|Pool Noodle Hell|
The approach is a very interesting one. The first day begins with a bunch of classroom lecture on the equine eye, vision, and how horses spook. You can pretty much predict when/where/how a horse will spook by where an object is in relation to the horse. That, combined with some body awareness demonstrated by light "liberty" work in a round-pen using the eye-sight principles, you begin to understand when and how your horse sees objects and how he reacts to them.
From there, we mount up and begin with basic mounted drill maneuvers. Everything is done at a walk, and initially in a single file line, and progresses to a paired line. The idea is to get the rider to start looking ahead and placing the horse where it needs to be, and also to get the horses working together. This was a major win for Finn, who has never been in an arena with more than 1 horse at a time. So he had to learn how to cope with horses in front of and behind him (lots of attempts at kicking others, but as he settled into his job, he forgot all about that), next to him, and coming at him.
Once the horses are settled and "bored" with the drill work, Bill begins to introduce basic obstacles- a pole on the ground, or a piece of plywood. We go over it again and again, until the horses are bored. If one horse balks (mine), the rest of the participants are instructed to move around us and leave us behind. Eventually, after seeing the other horses go, Finn tries it too.
And so it goes, as the horses get "bored" with the new stimuli, Bill introduces bigger and badder stuff. We move from objects below, to objects above (a hanging tarp or carwash), and objects to the side- like pool noodles sticking out. And then we bring in the sensory objects - police car flashing lights, siren, dog barking, fire, and smoke bombs.
Day 1 could be summarized as a giant melt-down. We spent the majority of the clinic rearing, bucking, kicking out, running backwards, sideways.... anything but forward. Finn escalates from being afraid to being a fighter, very, very quickly. And once he thinks he cannot do something, he WILL NOT try, not even the slightest bit.
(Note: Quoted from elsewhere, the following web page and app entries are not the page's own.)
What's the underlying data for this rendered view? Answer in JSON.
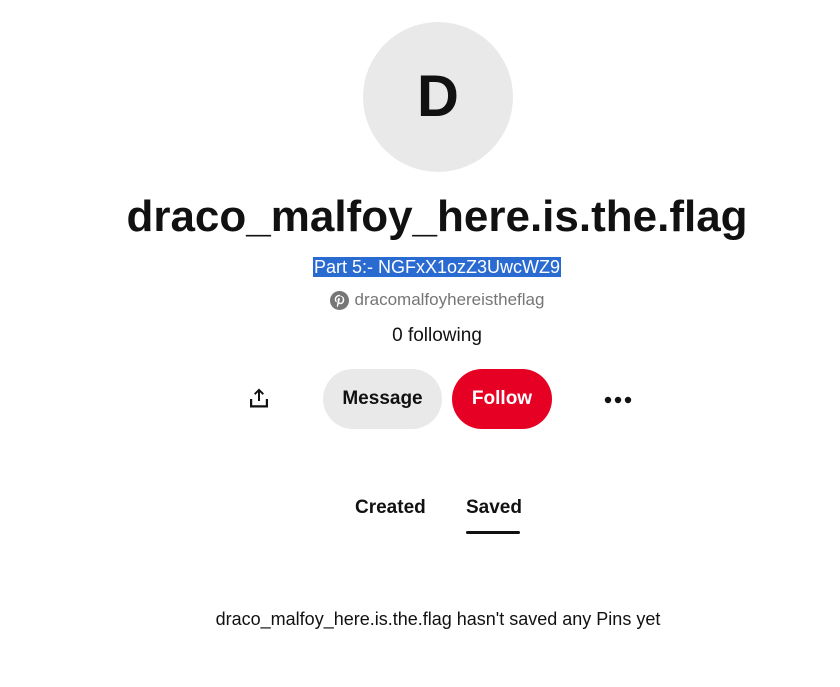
{
  "profile": {
    "avatar_initial": "D",
    "display_name": "draco_malfoy_here.is.the.flag",
    "about": "Part 5:- NGFxX1ozZ3UwcWZ9",
    "username": "dracomalfoyhereistheflag",
    "following": "0 following"
  },
  "actions": {
    "share_icon": "share-icon",
    "message_label": "Message",
    "follow_label": "Follow",
    "more_icon": "more-options-icon"
  },
  "tabs": [
    {
      "label": "Created",
      "active": false
    },
    {
      "label": "Saved",
      "active": true
    }
  ],
  "content": {
    "empty_message": "draco_malfoy_here.is.the.flag hasn't saved any Pins yet"
  },
  "colors": {
    "follow_button": "#e60023",
    "message_button": "#e9e9e9",
    "avatar_background": "#e9e9e9",
    "selection_highlight": "#2a6bd1"
  }
}
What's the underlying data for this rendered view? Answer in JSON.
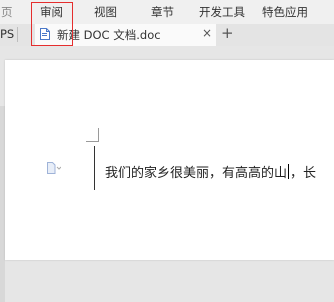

Thank goodness for Bill, who was there to help us break the pattern of behavior.
Day 2 started out rough, but Finn quickly became engaged in the activity and was perky and forward and wanted to try to go through it. This was a great change. The problem, however, is that he is still resistant to being told what to do. He went through because he wanted to, not because I asked him. But still, a happy willing attitude is a good change and a stepping stone to the elusive submission I seek.
He's by no means "fixed" but I learned some valuable lessons:
#1 I know what the problem is
#2 I can ride through the tantrums
#3 I know what works to break the cycle and help him gain confidence
Some pictures from Day 2:
|Finn liked the fire lines the best, I think!!|
|These pool noodles were THE scariest thing for him to overcome, but he did it!|
|Walking out of the smoke bomb|
Interested in learning more? Go to:
http://www.mountedpolice.org/ or Facebook page: https://www.facebook.com/mountedpolice
I would definitely attend this clinic again with both of my horses. The clinic is not really about the obstacles at all. It really does a great job of exposing holes and offers a safe and welcoming place to address those gaps. I definitely have my work cut out for me with this little guy, but I think we both left with more confidence in both ourselves and one another.